▶ [DATA UNDER STUDY]

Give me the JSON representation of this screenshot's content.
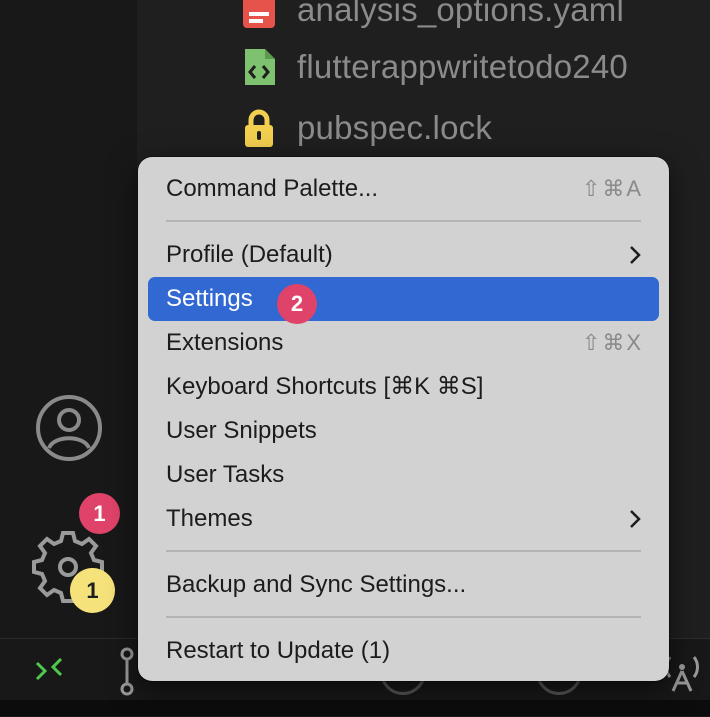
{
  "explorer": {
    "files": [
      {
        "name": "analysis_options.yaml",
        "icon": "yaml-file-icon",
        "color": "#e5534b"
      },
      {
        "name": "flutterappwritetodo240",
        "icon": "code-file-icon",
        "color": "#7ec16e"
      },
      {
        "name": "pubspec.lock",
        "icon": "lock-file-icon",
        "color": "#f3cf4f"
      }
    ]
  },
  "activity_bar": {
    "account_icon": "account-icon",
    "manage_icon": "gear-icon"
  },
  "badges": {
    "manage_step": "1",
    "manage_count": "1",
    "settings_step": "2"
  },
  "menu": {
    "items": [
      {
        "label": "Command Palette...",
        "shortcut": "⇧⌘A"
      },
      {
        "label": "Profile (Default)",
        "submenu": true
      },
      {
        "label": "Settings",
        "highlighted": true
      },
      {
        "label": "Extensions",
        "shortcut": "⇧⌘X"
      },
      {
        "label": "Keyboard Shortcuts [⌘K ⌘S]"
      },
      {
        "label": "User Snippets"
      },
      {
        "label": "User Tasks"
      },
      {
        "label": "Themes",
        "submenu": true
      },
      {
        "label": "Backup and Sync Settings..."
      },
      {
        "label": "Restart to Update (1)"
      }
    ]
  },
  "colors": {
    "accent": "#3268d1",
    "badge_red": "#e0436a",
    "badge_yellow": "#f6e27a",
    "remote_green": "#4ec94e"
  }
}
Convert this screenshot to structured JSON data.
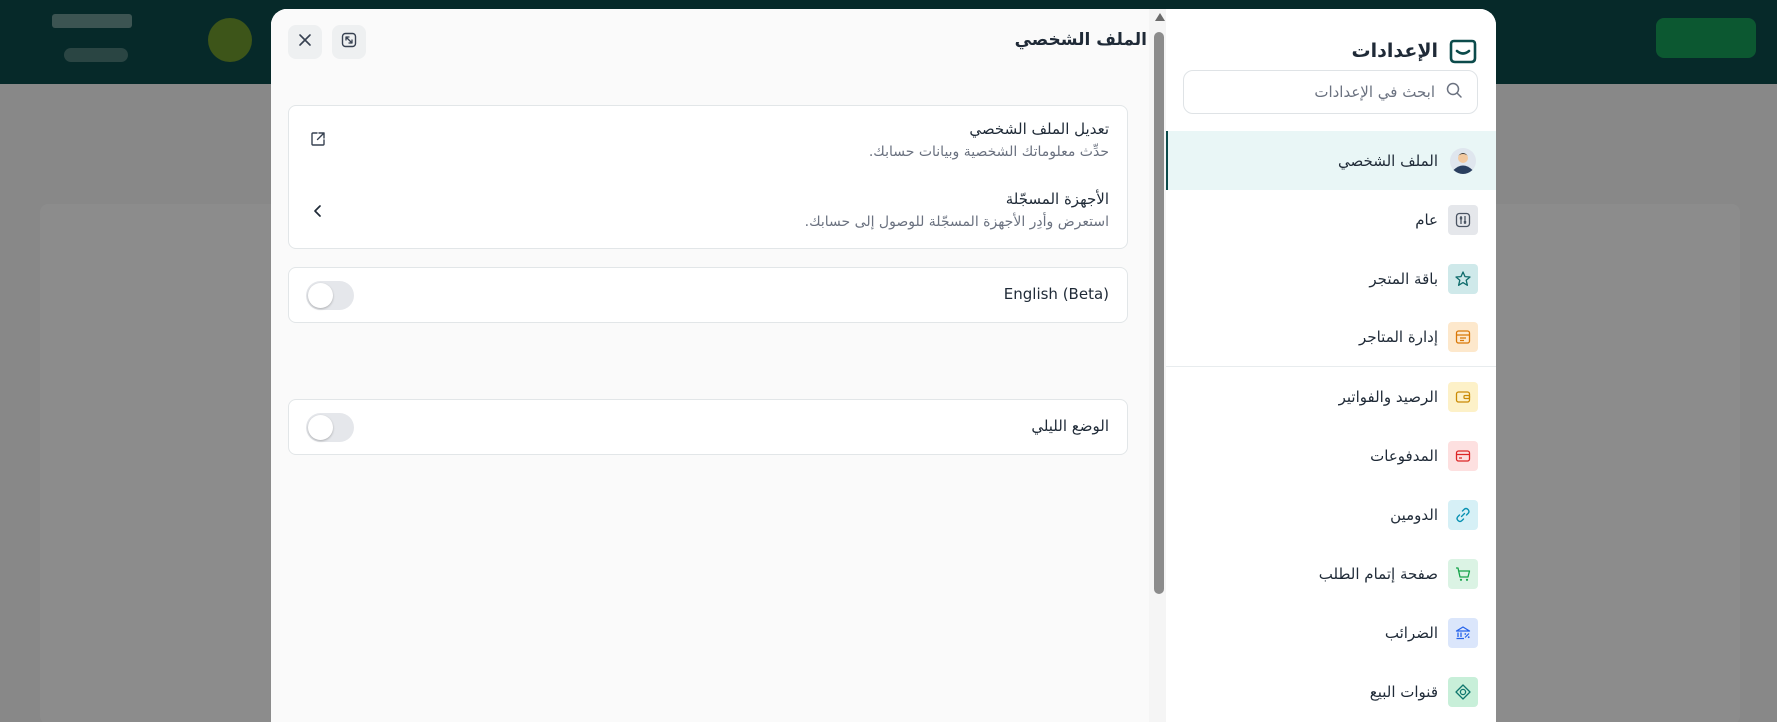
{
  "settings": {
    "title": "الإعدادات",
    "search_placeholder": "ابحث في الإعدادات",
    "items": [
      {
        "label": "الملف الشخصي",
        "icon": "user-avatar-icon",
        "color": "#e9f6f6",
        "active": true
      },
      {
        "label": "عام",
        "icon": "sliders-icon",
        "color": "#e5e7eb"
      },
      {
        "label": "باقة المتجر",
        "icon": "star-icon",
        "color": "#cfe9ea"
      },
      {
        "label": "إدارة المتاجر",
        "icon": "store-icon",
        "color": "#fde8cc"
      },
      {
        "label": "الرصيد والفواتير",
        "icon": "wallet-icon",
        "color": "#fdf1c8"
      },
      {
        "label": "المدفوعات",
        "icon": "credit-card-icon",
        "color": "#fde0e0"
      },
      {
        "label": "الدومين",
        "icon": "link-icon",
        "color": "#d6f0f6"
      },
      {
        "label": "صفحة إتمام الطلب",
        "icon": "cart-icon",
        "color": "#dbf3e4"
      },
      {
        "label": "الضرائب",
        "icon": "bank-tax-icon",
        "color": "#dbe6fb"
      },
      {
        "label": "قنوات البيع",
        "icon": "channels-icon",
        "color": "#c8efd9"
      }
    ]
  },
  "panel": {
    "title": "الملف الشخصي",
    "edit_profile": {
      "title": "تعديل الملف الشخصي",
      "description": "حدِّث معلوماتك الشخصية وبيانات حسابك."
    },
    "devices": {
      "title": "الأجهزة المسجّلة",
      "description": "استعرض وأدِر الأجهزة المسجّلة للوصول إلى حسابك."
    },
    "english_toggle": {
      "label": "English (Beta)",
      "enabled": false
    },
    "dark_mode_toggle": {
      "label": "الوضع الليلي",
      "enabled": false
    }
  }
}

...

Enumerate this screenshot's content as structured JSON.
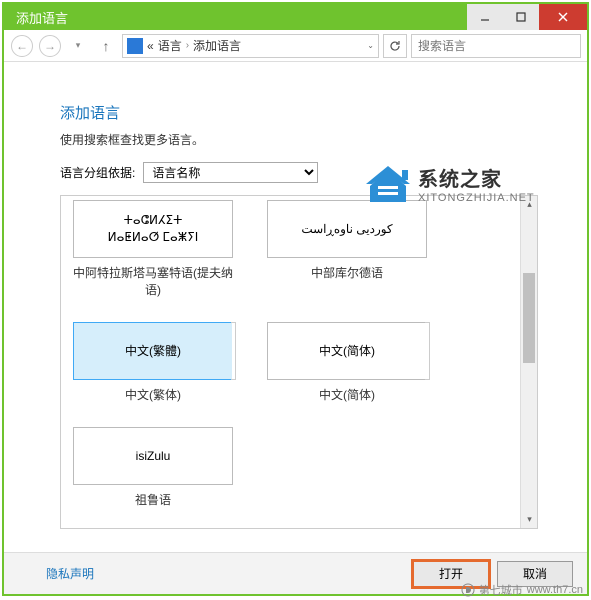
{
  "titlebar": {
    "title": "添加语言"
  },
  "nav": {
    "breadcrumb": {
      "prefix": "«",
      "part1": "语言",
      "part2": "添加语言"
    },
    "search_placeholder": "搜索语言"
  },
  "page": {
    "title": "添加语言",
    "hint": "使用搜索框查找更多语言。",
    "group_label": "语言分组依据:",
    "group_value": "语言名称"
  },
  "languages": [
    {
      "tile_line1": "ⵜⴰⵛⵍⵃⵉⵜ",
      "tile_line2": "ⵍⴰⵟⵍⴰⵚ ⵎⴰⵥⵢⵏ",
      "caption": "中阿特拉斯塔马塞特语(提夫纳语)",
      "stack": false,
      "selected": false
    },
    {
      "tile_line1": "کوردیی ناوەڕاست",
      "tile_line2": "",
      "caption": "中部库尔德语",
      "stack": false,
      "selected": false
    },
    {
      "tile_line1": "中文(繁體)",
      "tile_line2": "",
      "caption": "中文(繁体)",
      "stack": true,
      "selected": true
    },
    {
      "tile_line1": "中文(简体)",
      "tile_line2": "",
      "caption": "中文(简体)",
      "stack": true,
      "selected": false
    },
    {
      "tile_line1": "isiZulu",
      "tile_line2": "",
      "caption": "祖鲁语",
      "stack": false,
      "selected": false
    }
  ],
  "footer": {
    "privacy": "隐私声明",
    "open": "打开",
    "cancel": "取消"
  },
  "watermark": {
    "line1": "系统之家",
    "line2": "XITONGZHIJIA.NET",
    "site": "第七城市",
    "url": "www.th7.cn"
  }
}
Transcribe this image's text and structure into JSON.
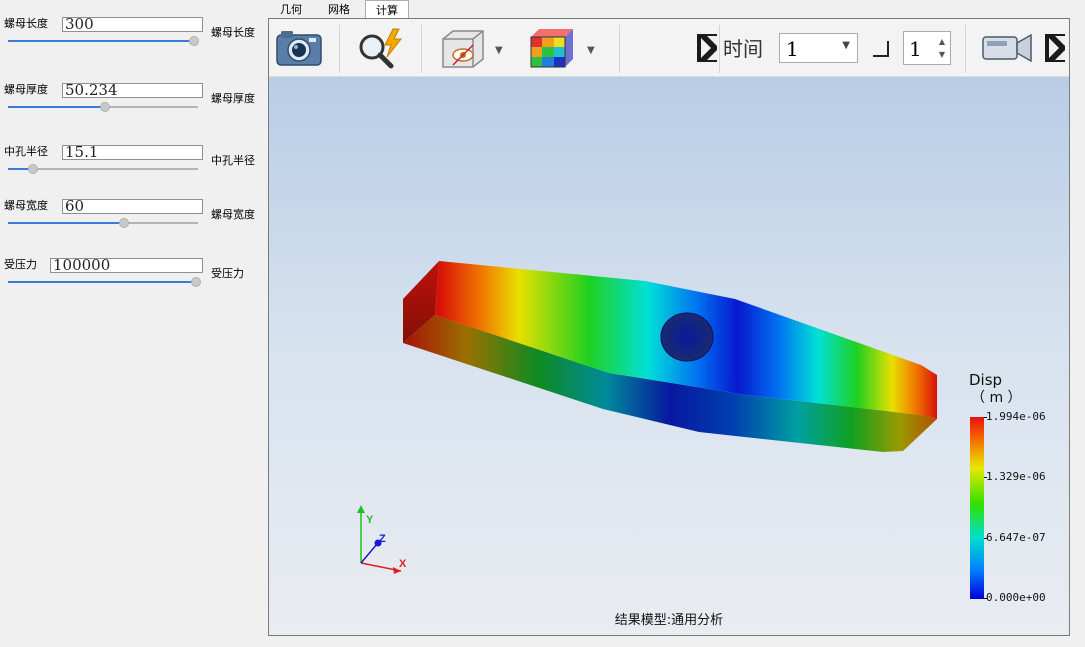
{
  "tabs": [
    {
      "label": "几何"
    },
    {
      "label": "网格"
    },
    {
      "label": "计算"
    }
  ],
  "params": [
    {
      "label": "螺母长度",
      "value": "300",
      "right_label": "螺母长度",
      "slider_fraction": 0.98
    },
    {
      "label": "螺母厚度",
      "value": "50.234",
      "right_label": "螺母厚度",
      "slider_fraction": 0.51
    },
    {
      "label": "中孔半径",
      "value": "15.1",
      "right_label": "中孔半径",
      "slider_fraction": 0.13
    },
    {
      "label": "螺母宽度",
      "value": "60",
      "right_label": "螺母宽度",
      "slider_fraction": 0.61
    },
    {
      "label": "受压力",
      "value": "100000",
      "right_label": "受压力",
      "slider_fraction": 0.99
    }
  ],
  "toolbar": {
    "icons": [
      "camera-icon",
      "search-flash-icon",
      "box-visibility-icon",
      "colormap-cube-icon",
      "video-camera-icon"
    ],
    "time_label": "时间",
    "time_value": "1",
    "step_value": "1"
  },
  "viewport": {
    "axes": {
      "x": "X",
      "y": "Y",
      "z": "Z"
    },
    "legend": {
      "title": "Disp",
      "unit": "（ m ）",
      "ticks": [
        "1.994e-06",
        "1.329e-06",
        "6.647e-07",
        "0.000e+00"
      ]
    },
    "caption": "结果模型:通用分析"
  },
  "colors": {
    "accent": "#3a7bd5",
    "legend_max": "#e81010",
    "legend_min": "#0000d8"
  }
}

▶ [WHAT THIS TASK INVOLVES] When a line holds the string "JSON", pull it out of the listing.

▶ [REPLY]
Give me the JSON representation of this screenshot's content.
Convert this screenshot to structured JSON data.
Enumerate this screenshot's content as structured JSON.
Transcribe this image's text and structure into JSON.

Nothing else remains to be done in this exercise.